The verb be has the following forms:

Present simple: Affirmative I am
You are
He/She/It is
We are
You are
They are
  Question form: Am I?
Are you?
Is he/she it?
Are we?
Are you?
Are they?
  Negative: I am not/ I’m not
You are not/ aren’t
He/She/It is not/ isn’t
We are not/aren’t
You are not/aren’t
They are not/aren't
Past simple   I was
You were
He/She/It was
We were
You were
They were
The past participle:   been.  
Present perfect:   has/have been  
Past perfect:   had been  

 The verb be is used in the following patterns:

1. with a noun:

My mother is a teacher.
Bill Clinton was the president of the US.

2. with an adjective:

This soup is very tasty.
The children were good.

2.1 with the -ing form to make the continuous aspect

We were walking down the street.
Everything was wet. It had been raining for hours.

2.2 with the -ed form to make the passive voice

The house was built in 1890.
The street is called Montagu Street.
This car was made in Japan.

3. with a prepositional phrase:

John and his wife are from Manchester.
The flowers are on the table.







hello! need some help with something
now, I've heard before that the following: is, are, was, were can be used as an auxiliary verb, full verb or verb to be EX:

aux verb :

"he is playing football"

full verb:

"they are fifteen years old"

the verb to be:

"My mother is a teacher"

and the point is: I don't understand the difference between "be" as a verb to be and "be" as the full verb help!
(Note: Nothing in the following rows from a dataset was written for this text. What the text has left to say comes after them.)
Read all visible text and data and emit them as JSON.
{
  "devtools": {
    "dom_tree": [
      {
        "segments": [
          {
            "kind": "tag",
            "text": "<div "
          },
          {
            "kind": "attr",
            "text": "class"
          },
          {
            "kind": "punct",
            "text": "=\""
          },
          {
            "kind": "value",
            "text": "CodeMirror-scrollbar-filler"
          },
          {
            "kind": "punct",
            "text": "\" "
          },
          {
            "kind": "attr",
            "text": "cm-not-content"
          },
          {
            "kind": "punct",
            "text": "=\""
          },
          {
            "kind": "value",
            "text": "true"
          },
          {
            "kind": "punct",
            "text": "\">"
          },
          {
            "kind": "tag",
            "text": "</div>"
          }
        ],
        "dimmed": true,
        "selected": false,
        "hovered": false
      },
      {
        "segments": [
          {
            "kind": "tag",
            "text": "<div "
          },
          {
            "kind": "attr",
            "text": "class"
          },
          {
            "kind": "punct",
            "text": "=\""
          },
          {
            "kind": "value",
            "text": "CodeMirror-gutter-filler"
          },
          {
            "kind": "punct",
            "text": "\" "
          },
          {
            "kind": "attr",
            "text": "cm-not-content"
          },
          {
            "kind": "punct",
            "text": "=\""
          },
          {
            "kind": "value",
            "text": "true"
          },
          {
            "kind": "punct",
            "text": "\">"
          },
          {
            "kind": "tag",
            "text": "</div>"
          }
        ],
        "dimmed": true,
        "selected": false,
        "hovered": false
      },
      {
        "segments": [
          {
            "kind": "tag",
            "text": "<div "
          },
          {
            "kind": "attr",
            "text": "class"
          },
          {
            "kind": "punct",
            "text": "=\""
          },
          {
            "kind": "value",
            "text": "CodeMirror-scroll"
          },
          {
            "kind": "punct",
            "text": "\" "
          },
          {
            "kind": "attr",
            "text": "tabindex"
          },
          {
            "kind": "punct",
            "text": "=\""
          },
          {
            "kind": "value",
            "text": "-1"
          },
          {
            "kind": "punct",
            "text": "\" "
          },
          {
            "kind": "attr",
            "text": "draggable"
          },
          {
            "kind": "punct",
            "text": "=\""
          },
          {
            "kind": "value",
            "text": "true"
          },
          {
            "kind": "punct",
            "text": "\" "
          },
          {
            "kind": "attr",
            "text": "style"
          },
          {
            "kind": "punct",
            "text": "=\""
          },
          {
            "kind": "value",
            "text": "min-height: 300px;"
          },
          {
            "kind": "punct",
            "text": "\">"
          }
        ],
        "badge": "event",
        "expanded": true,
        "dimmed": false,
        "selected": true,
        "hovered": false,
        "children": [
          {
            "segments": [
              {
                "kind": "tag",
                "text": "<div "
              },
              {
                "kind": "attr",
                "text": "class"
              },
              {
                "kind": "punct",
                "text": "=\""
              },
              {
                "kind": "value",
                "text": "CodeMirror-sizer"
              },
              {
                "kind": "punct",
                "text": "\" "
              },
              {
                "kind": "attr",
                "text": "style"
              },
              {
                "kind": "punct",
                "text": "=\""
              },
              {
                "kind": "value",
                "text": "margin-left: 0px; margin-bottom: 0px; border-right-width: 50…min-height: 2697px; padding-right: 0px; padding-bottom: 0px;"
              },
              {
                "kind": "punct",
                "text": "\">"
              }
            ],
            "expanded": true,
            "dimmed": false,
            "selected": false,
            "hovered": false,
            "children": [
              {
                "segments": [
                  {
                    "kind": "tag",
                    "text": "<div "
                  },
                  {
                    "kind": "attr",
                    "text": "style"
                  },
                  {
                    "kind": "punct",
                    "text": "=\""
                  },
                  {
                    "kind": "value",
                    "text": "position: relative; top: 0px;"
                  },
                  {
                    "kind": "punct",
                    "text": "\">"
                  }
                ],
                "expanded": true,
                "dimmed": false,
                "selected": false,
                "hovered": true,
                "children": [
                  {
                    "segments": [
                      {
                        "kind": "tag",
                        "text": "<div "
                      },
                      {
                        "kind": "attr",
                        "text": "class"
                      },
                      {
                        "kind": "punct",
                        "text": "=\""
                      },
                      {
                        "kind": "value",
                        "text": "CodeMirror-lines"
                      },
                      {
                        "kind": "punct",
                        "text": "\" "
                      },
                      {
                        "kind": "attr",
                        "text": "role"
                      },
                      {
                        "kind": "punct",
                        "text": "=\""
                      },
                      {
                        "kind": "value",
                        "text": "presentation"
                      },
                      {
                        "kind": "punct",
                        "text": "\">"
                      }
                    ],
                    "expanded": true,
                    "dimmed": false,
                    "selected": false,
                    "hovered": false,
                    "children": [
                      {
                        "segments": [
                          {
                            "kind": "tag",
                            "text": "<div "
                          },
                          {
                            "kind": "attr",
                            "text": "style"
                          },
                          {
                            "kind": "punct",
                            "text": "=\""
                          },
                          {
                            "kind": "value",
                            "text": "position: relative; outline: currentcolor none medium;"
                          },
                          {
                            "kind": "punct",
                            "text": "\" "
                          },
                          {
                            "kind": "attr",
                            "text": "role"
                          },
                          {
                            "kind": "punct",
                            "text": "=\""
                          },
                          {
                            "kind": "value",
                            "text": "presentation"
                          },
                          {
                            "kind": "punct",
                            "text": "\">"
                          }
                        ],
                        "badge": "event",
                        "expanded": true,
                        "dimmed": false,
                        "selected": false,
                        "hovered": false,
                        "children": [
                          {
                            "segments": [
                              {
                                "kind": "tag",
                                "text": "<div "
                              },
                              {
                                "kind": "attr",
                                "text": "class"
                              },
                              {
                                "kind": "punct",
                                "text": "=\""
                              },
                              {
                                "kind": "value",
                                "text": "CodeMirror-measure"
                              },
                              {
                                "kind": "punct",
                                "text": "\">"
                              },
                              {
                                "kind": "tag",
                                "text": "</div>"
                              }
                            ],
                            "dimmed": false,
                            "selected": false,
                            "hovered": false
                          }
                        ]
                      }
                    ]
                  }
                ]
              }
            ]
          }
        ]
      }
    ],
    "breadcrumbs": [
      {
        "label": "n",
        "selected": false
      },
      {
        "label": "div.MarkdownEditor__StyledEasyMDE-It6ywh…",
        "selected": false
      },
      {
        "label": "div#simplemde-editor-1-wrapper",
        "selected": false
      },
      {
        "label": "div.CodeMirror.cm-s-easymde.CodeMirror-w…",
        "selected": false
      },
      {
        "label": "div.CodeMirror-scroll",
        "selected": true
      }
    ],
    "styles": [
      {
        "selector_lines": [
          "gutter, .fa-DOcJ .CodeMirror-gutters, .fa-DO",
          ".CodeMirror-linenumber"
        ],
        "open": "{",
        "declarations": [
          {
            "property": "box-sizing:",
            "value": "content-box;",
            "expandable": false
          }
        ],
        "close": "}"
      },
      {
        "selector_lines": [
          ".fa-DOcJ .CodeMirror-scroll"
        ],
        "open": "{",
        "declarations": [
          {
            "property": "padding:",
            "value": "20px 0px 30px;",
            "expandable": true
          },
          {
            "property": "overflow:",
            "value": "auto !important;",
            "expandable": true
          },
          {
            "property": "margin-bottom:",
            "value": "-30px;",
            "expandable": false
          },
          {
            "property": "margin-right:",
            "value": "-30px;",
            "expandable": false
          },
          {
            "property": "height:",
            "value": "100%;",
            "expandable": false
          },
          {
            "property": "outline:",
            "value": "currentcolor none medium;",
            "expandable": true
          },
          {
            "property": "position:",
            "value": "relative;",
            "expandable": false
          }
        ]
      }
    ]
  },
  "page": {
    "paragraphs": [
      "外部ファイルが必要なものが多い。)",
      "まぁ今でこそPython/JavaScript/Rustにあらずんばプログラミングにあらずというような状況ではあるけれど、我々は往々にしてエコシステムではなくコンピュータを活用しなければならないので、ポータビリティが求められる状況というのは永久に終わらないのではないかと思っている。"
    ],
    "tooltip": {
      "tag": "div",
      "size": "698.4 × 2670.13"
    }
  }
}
Hello Maurox54,

Auxiliary verbs in English are used in many ways. We use them to make questions, negatives, emphatic forms, progressive forms, perfect forms and passive voice, for example. There are a number of verbs used in this way: be, have and do are the most common but there are others.

When we use a verb as an auxiliary it does not have an inherent meaning. It rather has a grammatical function, changing the main verb into a different form. That is why we do not study auxiliary verbs as a category but rather study the forms which they help to make (progressive aspect, passive voice etc.).



The LearnEnglish Team

'Why natural is not always be safe for babies'

This is the headline in newspaper. What is this 'be' doing here?
What if we write it without 'be' ?


Hello dipakrgandhi,

In my estimation, that is a mistake. I agree with you: 'be' should be omitted. This is probably just an error their proofreader missed.

All the best,
The LearnEnglish Team

Thank you!

Dear Team,
Kindly explain me the below context,
We are blessed with a baby boy, and
We have blessed with a baby boy.
Which one is more correct?

Hello rama_bee,

The normal phrase is as follows:

We have been blessed with a baby boy.


The phrase is most often used by religious people as it suggests a blessing from God.

The first version ('are blessed') is also grammatically correct but is much less common and would be only used as an announcement at or just after the moment of birth.



The LearnEnglish Team

Dear Peter,

Thank you very much for the explanation.


when to use is+being?could you show me an example?

Hi manuel24,

When we use 'be' in the present continuous, it usually means that we are talking about an event or an action that is happening right now rather than a more permanent quality. For example, if we have a very intelligent friend, we'd say 'She is very intelligent'. But if our friend is doing something senseless, which is uncharacteristic of her, we could say 'She is being stupid' to show that we are referring to this specific action at this specific time and not her general character.

All the best,
The LearnEnglish Team